→ GIVEN RECORDS:
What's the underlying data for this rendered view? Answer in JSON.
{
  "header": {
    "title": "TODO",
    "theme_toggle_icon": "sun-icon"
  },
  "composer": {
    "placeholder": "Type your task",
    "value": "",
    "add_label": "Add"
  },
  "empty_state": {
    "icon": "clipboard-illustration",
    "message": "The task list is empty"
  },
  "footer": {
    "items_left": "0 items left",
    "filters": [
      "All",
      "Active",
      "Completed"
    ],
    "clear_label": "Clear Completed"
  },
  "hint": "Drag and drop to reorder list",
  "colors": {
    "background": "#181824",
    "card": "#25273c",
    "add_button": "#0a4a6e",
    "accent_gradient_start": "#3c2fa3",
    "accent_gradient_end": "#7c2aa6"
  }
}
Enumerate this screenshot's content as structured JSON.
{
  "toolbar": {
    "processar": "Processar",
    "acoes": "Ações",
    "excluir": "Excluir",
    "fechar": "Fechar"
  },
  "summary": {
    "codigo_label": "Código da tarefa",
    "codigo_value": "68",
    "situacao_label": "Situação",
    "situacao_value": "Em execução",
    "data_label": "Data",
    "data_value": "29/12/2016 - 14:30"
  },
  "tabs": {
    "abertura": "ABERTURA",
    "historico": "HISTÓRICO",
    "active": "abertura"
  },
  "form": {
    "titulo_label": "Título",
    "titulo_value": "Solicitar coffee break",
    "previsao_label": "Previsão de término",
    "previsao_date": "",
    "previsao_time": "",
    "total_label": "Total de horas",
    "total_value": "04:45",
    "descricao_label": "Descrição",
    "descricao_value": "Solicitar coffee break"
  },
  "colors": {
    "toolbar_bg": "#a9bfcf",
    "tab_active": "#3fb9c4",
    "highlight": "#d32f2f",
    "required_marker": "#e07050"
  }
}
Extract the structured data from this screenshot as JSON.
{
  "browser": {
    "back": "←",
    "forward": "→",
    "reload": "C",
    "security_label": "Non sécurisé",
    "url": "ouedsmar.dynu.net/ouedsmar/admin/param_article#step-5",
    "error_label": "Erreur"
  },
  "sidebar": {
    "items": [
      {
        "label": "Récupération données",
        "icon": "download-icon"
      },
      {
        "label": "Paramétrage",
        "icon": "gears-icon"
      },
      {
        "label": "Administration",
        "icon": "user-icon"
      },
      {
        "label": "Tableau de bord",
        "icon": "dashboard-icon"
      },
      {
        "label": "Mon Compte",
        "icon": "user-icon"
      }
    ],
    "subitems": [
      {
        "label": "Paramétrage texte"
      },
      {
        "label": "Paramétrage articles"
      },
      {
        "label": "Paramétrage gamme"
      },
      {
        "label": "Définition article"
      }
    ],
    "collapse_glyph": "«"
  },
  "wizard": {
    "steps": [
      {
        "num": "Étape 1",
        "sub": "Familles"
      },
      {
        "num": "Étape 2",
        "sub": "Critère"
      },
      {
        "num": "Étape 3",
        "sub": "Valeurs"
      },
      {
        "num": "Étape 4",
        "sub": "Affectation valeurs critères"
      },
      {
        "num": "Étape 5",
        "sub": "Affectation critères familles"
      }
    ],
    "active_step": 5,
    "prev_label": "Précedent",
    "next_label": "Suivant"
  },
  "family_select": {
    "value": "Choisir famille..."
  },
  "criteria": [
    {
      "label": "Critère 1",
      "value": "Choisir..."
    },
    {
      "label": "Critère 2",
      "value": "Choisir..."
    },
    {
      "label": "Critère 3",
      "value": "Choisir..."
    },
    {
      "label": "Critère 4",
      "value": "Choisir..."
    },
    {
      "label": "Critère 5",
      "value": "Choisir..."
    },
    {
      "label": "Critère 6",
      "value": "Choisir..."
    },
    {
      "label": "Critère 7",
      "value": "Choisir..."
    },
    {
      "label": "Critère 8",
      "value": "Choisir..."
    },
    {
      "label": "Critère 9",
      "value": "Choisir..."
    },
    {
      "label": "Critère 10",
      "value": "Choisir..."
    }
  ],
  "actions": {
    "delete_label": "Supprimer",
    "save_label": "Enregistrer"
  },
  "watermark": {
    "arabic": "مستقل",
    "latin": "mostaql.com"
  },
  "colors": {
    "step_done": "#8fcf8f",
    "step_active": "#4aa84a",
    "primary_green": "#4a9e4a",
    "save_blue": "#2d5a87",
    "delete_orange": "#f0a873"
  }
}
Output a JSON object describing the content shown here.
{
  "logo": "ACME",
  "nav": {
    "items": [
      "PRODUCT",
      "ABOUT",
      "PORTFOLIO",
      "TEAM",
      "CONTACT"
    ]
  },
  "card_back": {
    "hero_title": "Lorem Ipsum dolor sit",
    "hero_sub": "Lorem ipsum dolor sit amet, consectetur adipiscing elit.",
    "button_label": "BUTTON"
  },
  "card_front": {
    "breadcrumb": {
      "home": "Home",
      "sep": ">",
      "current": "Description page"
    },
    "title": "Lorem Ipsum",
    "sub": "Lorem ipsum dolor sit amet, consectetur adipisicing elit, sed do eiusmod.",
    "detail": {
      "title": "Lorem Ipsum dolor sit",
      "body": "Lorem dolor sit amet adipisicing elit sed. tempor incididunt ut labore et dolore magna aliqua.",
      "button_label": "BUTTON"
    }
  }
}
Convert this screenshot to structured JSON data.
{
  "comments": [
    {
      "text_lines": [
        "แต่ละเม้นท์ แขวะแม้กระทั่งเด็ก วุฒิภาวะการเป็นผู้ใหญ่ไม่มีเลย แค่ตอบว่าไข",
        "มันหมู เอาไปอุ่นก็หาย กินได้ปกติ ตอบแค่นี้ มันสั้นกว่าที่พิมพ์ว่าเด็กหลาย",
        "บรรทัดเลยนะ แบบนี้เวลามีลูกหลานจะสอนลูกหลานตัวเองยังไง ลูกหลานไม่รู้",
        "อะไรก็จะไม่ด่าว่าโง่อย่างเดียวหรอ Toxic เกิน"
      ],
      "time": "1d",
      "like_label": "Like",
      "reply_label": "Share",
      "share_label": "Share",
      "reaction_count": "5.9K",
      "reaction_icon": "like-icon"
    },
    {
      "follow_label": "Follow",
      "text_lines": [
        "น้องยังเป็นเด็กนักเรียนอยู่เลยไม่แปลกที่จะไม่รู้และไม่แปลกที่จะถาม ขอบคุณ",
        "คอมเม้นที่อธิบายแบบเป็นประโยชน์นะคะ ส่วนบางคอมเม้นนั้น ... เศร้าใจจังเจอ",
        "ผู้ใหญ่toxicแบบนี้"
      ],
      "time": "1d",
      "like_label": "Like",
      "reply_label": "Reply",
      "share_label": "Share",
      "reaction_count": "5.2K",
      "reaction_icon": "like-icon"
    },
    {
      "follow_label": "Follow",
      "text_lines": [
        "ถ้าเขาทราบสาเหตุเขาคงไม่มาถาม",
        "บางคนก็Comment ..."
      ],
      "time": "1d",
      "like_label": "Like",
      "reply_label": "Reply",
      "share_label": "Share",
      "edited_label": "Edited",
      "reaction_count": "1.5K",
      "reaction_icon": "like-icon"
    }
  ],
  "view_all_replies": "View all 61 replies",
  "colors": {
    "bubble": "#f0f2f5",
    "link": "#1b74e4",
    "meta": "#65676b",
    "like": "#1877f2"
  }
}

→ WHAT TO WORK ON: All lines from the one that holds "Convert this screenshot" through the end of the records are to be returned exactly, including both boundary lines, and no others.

→ RESULT:
Convert this screenshot to structured JSON data.
{
  "comments": [
    {
      "text_lines": [
        "แต่ละเม้นท์ แขวะแม้กระทั่งเด็ก วุฒิภาวะการเป็นผู้ใหญ่ไม่มีเลย แค่ตอบว่าไข",
        "มันหมู เอาไปอุ่นก็หาย กินได้ปกติ ตอบแค่นี้ มันสั้นกว่าที่พิมพ์ว่าเด็กหลาย",
        "บรรทัดเลยนะ แบบนี้เวลามีลูกหลานจะสอนลูกหลานตัวเองยังไง ลูกหลานไม่รู้",
        "อะไรก็จะไม่ด่าว่าโง่อย่างเดียวหรอ Toxic เกิน"
      ],
      "time": "1d",
      "like_label": "Like",
      "reply_label": "Share",
      "share_label": "Share",
      "reaction_count": "5.9K",
      "reaction_icon": "like-icon"
    },
    {
      "follow_label": "Follow",
      "text_lines": [
        "น้องยังเป็นเด็กนักเรียนอยู่เลยไม่แปลกที่จะไม่รู้และไม่แปลกที่จะถาม ขอบคุณ",
        "คอมเม้นที่อธิบายแบบเป็นประโยชน์นะคะ ส่วนบางคอมเม้นนั้น ... เศร้าใจจังเจอ",
        "ผู้ใหญ่toxicแบบนี้"
      ],
      "time": "1d",
      "like_label": "Like",
      "reply_label": "Reply",
      "share_label": "Share",
      "reaction_count": "5.2K",
      "reaction_icon": "like-icon"
    },
    {
      "follow_label": "Follow",
      "text_lines": [
        "ถ้าเขาทราบสาเหตุเขาคงไม่มาถาม",
        "บางคนก็Comment ..."
      ],
      "time": "1d",
      "like_label": "Like",
      "reply_label": "Reply",
      "share_label": "Share",
      "edited_label": "Edited",
      "reaction_count": "1.5K",
      "reaction_icon": "like-icon"
    }
  ],
  "view_all_replies": "View all 61 replies",
  "colors": {
    "bubble": "#f0f2f5",
    "link": "#1b74e4",
    "meta": "#65676b",
    "like": "#1877f2"
  }
}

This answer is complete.